For example, he writes to his mother with humour and fascination about a party at the palatial house of one of the richest families in Greece where the guests are the crème de la crème of Athens’ society including King Constantine. He is attracted to a gorgeous and beautifully dressed woman and is tempted to approach her. Turns out that she is the wife of the Crown Prince and as he puts it his “little affair is put out of joint.” He finds that Nikolaos Theotokis, a scion of a distinguished family, “looks like a gentlemanly sort of ass.” He describes Lady Law, the widow of Sir Edward Law, a grande dame, to be one of the two most imposing ruins of Athens – the other one being the Acropolis. He tells her that one his fellow students (and a future very prominent archaeologist) Doro Levi contracted syphilis from a woman that he was sure was not a prostitute. The director of the Numismatic Museum is “very nice but quite, quite cracked.”

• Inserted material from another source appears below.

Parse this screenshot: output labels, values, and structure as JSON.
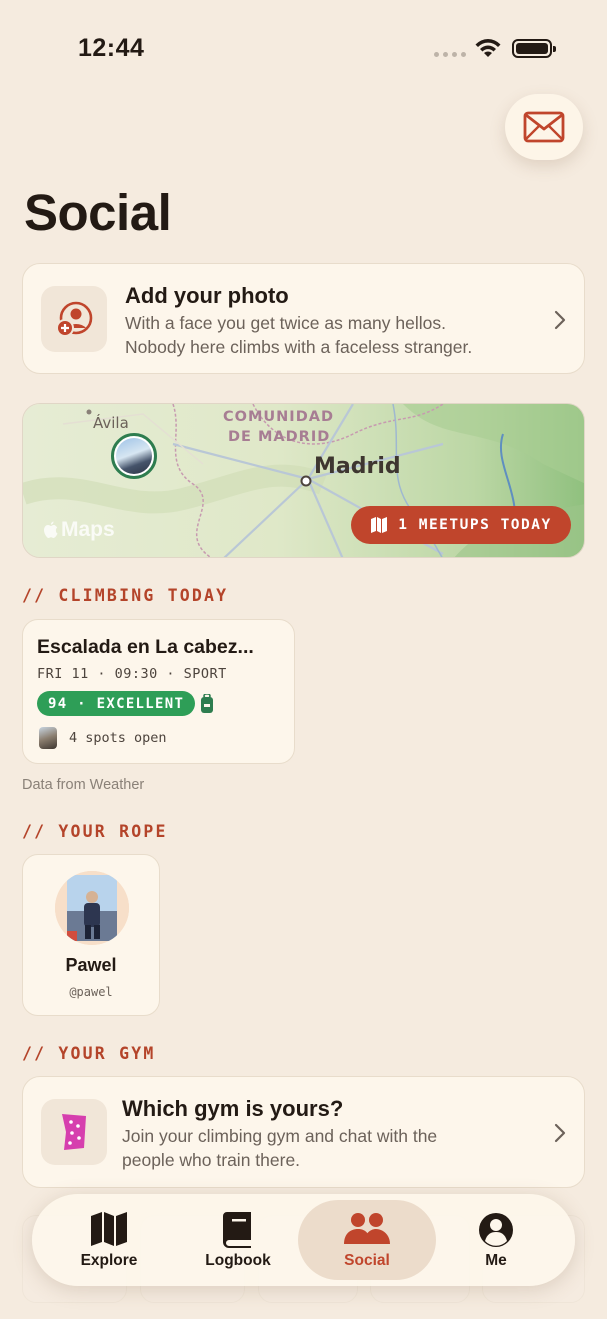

Eleftherios Venizelos lost the elections in 1920 and the royalists and anti-Venizelists gained the ascendancy. In the political cauldron of Greek politics your badge of loyalty was of critical importance. If you were a Venizelist you were not welcome anywhere. Your professional and social position became very precarious, at best. Bagnani became a close observer of Greek politics and submitted articles to the Morning Post in addition to writing to his mother. He was well connected with major figures, royalist and Venizelist as well as diplomats from Italy and England. We learn a great deal about the political situation in Greece, the military events in Anatolia and relations with Greece’s “allies” Great Britain, France and Italy. The latter refused to help Greece and in fact secretly supported Kemal Ataturk because they hated King Constantine. The Greek army in Anatolia was heading for disaster and the political situation in Greece was out of control.

Bagnani was not in Smyrna when the city was torched by the Turks but Begg gives a horrid description of the destruction of the city and the genocidal murder of the Greeks, Armenians and other non-Turkish inhabitants.

Bagnani’s prime interest was archaeology and he visited most of the lost worlds of Ancient Greece and did excavation work at many of them. The lost worlds of the Minoan civilizations of Crete, of the Mycenaeans of the Peloponnese, numerous islands in the Aegean, especially Rhodes and its medieval remains, all attracted this attention.

Bagnani also witnessed the lost world of Modern Greece, the world that was destroyed by the disastrous attempt to conquer parts of western Turkey while its allies were indifferent or helping its enemy. The humiliation of the military defeat resulted in a refugee crisis of immeasurable proportions. Hundreds of thousand of people who had lived in Asia Minor for thousands of years had to be accommodated by a country that had just lived through a war and a political schism. The wound remains. Begg describes Bagnani as urbane, sophisticated, detached and analytical. He could also be arrogant and merciless in his description of people.

Begg gives us a short period of Bagnani’s life in this delightful book. Bagnani went on to lead a distinguished career as an archeologist and taught at the University of Toronto from 1945 to 1965. He also purchased a 200-acre farm near Port Hope, Ontario (where his wife came from) and ran a cattle farm there. Begg intends to write two more volumes covering the rest of Bagnani’s life.

—James Karas, The Greek Press